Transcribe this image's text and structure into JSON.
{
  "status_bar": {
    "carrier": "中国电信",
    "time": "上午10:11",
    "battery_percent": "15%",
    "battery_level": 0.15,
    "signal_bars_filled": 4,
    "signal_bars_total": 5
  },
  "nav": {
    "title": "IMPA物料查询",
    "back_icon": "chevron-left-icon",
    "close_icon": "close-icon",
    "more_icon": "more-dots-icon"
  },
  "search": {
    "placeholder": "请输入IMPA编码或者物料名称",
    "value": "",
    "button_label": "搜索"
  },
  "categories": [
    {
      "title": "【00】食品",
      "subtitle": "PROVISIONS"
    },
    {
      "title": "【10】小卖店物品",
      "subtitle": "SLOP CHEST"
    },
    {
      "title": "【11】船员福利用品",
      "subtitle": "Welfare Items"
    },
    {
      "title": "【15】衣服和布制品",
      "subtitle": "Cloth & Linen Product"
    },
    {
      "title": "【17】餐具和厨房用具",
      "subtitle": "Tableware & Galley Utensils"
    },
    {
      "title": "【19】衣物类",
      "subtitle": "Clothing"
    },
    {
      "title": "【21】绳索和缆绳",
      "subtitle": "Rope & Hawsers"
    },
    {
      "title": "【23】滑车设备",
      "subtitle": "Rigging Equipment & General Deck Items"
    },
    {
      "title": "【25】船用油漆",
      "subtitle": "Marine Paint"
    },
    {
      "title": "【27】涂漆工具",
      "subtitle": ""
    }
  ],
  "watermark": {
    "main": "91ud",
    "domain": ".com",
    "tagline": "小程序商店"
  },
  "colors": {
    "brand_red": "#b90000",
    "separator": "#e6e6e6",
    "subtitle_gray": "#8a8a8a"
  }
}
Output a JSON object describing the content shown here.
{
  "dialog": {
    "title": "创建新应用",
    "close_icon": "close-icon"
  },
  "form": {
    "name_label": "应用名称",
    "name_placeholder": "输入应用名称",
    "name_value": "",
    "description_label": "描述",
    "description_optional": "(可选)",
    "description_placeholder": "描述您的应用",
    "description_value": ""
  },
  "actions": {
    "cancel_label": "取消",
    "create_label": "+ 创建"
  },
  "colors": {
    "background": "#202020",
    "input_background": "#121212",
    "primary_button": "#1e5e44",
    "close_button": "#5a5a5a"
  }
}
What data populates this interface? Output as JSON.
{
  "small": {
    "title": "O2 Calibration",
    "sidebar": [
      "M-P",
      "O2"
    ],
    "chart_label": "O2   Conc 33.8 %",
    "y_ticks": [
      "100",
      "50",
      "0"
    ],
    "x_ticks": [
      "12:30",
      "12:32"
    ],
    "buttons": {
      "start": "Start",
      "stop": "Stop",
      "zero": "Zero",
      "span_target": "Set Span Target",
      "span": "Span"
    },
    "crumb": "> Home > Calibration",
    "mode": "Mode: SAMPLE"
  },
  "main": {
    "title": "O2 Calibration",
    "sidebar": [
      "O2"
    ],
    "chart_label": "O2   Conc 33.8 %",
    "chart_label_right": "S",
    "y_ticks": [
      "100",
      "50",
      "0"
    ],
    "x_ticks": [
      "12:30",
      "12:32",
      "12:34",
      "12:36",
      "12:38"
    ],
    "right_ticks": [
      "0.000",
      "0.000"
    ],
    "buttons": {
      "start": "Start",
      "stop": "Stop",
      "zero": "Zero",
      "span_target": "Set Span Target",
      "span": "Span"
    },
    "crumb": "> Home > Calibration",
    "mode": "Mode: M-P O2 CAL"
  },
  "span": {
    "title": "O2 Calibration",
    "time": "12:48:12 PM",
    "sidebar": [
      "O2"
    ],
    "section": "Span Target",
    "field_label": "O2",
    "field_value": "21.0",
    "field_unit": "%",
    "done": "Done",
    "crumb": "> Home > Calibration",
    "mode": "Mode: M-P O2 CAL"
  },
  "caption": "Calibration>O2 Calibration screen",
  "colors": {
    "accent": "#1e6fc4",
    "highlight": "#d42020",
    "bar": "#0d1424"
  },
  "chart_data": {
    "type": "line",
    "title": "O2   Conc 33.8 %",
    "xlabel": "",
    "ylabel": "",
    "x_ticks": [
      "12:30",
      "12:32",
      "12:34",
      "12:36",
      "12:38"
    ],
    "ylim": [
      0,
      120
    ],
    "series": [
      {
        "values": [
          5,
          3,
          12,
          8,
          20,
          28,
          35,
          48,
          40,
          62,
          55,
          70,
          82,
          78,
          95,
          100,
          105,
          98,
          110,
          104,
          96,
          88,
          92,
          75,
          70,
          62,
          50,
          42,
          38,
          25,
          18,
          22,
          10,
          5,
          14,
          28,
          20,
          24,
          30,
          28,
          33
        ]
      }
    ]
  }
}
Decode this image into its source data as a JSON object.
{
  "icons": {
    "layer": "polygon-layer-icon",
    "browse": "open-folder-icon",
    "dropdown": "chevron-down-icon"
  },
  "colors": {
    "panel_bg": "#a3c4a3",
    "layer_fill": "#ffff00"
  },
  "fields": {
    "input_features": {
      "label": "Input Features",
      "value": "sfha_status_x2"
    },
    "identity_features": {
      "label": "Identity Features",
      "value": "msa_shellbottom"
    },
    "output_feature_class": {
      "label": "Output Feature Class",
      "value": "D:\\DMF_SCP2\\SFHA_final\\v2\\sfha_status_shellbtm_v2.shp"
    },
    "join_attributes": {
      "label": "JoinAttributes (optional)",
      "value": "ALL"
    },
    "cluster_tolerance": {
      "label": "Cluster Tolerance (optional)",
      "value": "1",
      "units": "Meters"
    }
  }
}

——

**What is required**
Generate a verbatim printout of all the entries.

**Exercise answer**
Transcribe this image's text and structure into JSON.
{
  "status_bar": {
    "carrier": "中国电信",
    "time": "上午10:11",
    "battery_percent": "15%",
    "battery_level": 0.15,
    "signal_bars_filled": 4,
    "signal_bars_total": 5
  },
  "nav": {
    "title": "IMPA物料查询",
    "back_icon": "chevron-left-icon",
    "close_icon": "close-icon",
    "more_icon": "more-dots-icon"
  },
  "search": {
    "placeholder": "请输入IMPA编码或者物料名称",
    "value": "",
    "button_label": "搜索"
  },
  "categories": [
    {
      "title": "【00】食品",
      "subtitle": "PROVISIONS"
    },
    {
      "title": "【10】小卖店物品",
      "subtitle": "SLOP CHEST"
    },
    {
      "title": "【11】船员福利用品",
      "subtitle": "Welfare Items"
    },
    {
      "title": "【15】衣服和布制品",
      "subtitle": "Cloth & Linen Product"
    },
    {
      "title": "【17】餐具和厨房用具",
      "subtitle": "Tableware & Galley Utensils"
    },
    {
      "title": "【19】衣物类",
      "subtitle": "Clothing"
    },
    {
      "title": "【21】绳索和缆绳",
      "subtitle": "Rope & Hawsers"
    },
    {
      "title": "【23】滑车设备",
      "subtitle": "Rigging Equipment & General Deck Items"
    },
    {
      "title": "【25】船用油漆",
      "subtitle": "Marine Paint"
    },
    {
      "title": "【27】涂漆工具",
      "subtitle": ""
    }
  ],
  "watermark": {
    "main": "91ud",
    "domain": ".com",
    "tagline": "小程序商店"
  },
  "colors": {
    "brand_red": "#b90000",
    "separator": "#e6e6e6",
    "subtitle_gray": "#8a8a8a"
  }
}
Output a JSON object describing the content shown here.
{
  "dialog": {
    "title": "创建新应用",
    "close_icon": "close-icon"
  },
  "form": {
    "name_label": "应用名称",
    "name_placeholder": "输入应用名称",
    "name_value": "",
    "description_label": "描述",
    "description_optional": "(可选)",
    "description_placeholder": "描述您的应用",
    "description_value": ""
  },
  "actions": {
    "cancel_label": "取消",
    "create_label": "+ 创建"
  },
  "colors": {
    "background": "#202020",
    "input_background": "#121212",
    "primary_button": "#1e5e44",
    "close_button": "#5a5a5a"
  }
}
What data populates this interface? Output as JSON.
{
  "small": {
    "title": "O2 Calibration",
    "sidebar": [
      "M-P",
      "O2"
    ],
    "chart_label": "O2   Conc 33.8 %",
    "y_ticks": [
      "100",
      "50",
      "0"
    ],
    "x_ticks": [
      "12:30",
      "12:32"
    ],
    "buttons": {
      "start": "Start",
      "stop": "Stop",
      "zero": "Zero",
      "span_target": "Set Span Target",
      "span": "Span"
    },
    "crumb": "> Home > Calibration",
    "mode": "Mode: SAMPLE"
  },
  "main": {
    "title": "O2 Calibration",
    "sidebar": [
      "O2"
    ],
    "chart_label": "O2   Conc 33.8 %",
    "chart_label_right": "S",
    "y_ticks": [
      "100",
      "50",
      "0"
    ],
    "x_ticks": [
      "12:30",
      "12:32",
      "12:34",
      "12:36",
      "12:38"
    ],
    "right_ticks": [
      "0.000",
      "0.000"
    ],
    "buttons": {
      "start": "Start",
      "stop": "Stop",
      "zero": "Zero",
      "span_target": "Set Span Target",
      "span": "Span"
    },
    "crumb": "> Home > Calibration",
    "mode": "Mode: M-P O2 CAL"
  },
  "span": {
    "title": "O2 Calibration",
    "time": "12:48:12 PM",
    "sidebar": [
      "O2"
    ],
    "section": "Span Target",
    "field_label": "O2",
    "field_value": "21.0",
    "field_unit": "%",
    "done": "Done",
    "crumb": "> Home > Calibration",
    "mode": "Mode: M-P O2 CAL"
  },
  "caption": "Calibration>O2 Calibration screen",
  "colors": {
    "accent": "#1e6fc4",
    "highlight": "#d42020",
    "bar": "#0d1424"
  },
  "chart_data": {
    "type": "line",
    "title": "O2   Conc 33.8 %",
    "xlabel": "",
    "ylabel": "",
    "x_ticks": [
      "12:30",
      "12:32",
      "12:34",
      "12:36",
      "12:38"
    ],
    "ylim": [
      0,
      120
    ],
    "series": [
      {
        "values": [
          5,
          3,
          12,
          8,
          20,
          28,
          35,
          48,
          40,
          62,
          55,
          70,
          82,
          78,
          95,
          100,
          105,
          98,
          110,
          104,
          96,
          88,
          92,
          75,
          70,
          62,
          50,
          42,
          38,
          25,
          18,
          22,
          10,
          5,
          14,
          28,
          20,
          24,
          30,
          28,
          33
        ]
      }
    ]
  }
}
Decode this image into its source data as a JSON object.
{
  "icons": {
    "layer": "polygon-layer-icon",
    "browse": "open-folder-icon",
    "dropdown": "chevron-down-icon"
  },
  "colors": {
    "panel_bg": "#a3c4a3",
    "layer_fill": "#ffff00"
  },
  "fields": {
    "input_features": {
      "label": "Input Features",
      "value": "sfha_status_x2"
    },
    "identity_features": {
      "label": "Identity Features",
      "value": "msa_shellbottom"
    },
    "output_feature_class": {
      "label": "Output Feature Class",
      "value": "D:\\DMF_SCP2\\SFHA_final\\v2\\sfha_status_shellbtm_v2.shp"
    },
    "join_attributes": {
      "label": "JoinAttributes (optional)",
      "value": "ALL"
    },
    "cluster_tolerance": {
      "label": "Cluster Tolerance (optional)",
      "value": "1",
      "units": "Meters"
    }
  }
}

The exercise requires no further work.